### EXERCISE DESCRIPTION
Reproduce the material that follows exactly, with no line left out.
+--
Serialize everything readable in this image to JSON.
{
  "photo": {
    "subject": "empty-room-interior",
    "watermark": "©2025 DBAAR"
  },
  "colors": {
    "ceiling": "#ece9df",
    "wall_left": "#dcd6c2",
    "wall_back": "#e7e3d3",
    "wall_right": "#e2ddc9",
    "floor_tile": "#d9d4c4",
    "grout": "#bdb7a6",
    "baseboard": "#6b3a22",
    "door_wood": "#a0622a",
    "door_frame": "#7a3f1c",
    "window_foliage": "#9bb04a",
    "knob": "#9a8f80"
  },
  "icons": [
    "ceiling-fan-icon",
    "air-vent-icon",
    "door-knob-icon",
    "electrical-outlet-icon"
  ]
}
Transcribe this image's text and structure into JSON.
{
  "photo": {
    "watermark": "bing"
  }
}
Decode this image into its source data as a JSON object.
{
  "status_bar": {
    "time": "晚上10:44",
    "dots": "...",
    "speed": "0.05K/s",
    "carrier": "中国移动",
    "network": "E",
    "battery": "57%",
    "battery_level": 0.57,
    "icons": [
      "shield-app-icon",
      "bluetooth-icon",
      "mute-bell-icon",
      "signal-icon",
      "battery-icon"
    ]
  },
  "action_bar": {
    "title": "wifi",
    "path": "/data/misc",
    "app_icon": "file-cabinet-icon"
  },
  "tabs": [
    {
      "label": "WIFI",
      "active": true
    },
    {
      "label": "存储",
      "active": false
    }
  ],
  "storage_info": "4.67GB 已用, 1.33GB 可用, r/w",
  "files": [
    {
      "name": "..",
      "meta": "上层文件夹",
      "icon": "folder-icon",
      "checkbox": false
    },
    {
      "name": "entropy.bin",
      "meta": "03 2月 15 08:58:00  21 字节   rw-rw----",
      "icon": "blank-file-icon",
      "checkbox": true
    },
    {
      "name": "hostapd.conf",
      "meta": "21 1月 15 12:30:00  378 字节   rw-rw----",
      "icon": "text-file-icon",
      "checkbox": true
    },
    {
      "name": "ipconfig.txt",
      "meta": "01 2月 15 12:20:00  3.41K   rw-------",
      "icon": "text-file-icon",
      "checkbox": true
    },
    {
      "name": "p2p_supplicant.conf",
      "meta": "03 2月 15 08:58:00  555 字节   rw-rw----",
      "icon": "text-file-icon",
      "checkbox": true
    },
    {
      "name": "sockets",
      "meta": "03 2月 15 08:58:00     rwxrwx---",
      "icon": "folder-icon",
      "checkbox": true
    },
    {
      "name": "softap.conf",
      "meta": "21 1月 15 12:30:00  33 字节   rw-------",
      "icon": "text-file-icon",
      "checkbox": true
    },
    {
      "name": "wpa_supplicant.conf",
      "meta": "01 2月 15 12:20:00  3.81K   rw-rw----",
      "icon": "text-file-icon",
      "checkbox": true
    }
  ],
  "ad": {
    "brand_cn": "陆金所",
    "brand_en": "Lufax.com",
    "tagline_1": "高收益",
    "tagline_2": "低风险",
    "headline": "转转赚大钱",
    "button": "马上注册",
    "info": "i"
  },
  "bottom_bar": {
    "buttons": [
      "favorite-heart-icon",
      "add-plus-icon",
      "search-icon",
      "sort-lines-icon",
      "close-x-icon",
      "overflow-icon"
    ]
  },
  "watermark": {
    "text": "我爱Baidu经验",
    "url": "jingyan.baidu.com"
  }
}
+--
### EXPECTED OUTPUT
Serialize everything readable in this image to JSON.
{
  "photo": {
    "subject": "empty-room-interior",
    "watermark": "©2025 DBAAR"
  },
  "colors": {
    "ceiling": "#ece9df",
    "wall_left": "#dcd6c2",
    "wall_back": "#e7e3d3",
    "wall_right": "#e2ddc9",
    "floor_tile": "#d9d4c4",
    "grout": "#bdb7a6",
    "baseboard": "#6b3a22",
    "door_wood": "#a0622a",
    "door_frame": "#7a3f1c",
    "window_foliage": "#9bb04a",
    "knob": "#9a8f80"
  },
  "icons": [
    "ceiling-fan-icon",
    "air-vent-icon",
    "door-knob-icon",
    "electrical-outlet-icon"
  ]
}
Transcribe this image's text and structure into JSON.
{
  "photo": {
    "watermark": "bing"
  }
}
Decode this image into its source data as a JSON object.
{
  "status_bar": {
    "time": "晚上10:44",
    "dots": "...",
    "speed": "0.05K/s",
    "carrier": "中国移动",
    "network": "E",
    "battery": "57%",
    "battery_level": 0.57,
    "icons": [
      "shield-app-icon",
      "bluetooth-icon",
      "mute-bell-icon",
      "signal-icon",
      "battery-icon"
    ]
  },
  "action_bar": {
    "title": "wifi",
    "path": "/data/misc",
    "app_icon": "file-cabinet-icon"
  },
  "tabs": [
    {
      "label": "WIFI",
      "active": true
    },
    {
      "label": "存储",
      "active": false
    }
  ],
  "storage_info": "4.67GB 已用, 1.33GB 可用, r/w",
  "files": [
    {
      "name": "..",
      "meta": "上层文件夹",
      "icon": "folder-icon",
      "checkbox": false
    },
    {
      "name": "entropy.bin",
      "meta": "03 2月 15 08:58:00  21 字节   rw-rw----",
      "icon": "blank-file-icon",
      "checkbox": true
    },
    {
      "name": "hostapd.conf",
      "meta": "21 1月 15 12:30:00  378 字节   rw-rw----",
      "icon": "text-file-icon",
      "checkbox": true
    },
    {
      "name": "ipconfig.txt",
      "meta": "01 2月 15 12:20:00  3.41K   rw-------",
      "icon": "text-file-icon",
      "checkbox": true
    },
    {
      "name": "p2p_supplicant.conf",
      "meta": "03 2月 15 08:58:00  555 字节   rw-rw----",
      "icon": "text-file-icon",
      "checkbox": true
    },
    {
      "name": "sockets",
      "meta": "03 2月 15 08:58:00     rwxrwx---",
      "icon": "folder-icon",
      "checkbox": true
    },
    {
      "name": "softap.conf",
      "meta": "21 1月 15 12:30:00  33 字节   rw-------",
      "icon": "text-file-icon",
      "checkbox": true
    },
    {
      "name": "wpa_supplicant.conf",
      "meta": "01 2月 15 12:20:00  3.81K   rw-rw----",
      "icon": "text-file-icon",
      "checkbox": true
    }
  ],
  "ad": {
    "brand_cn": "陆金所",
    "brand_en": "Lufax.com",
    "tagline_1": "高收益",
    "tagline_2": "低风险",
    "headline": "转转赚大钱",
    "button": "马上注册",
    "info": "i"
  },
  "bottom_bar": {
    "buttons": [
      "favorite-heart-icon",
      "add-plus-icon",
      "search-icon",
      "sort-lines-icon",
      "close-x-icon",
      "overflow-icon"
    ]
  },
  "watermark": {
    "text": "我爱Baidu经验",
    "url": "jingyan.baidu.com"
  }
}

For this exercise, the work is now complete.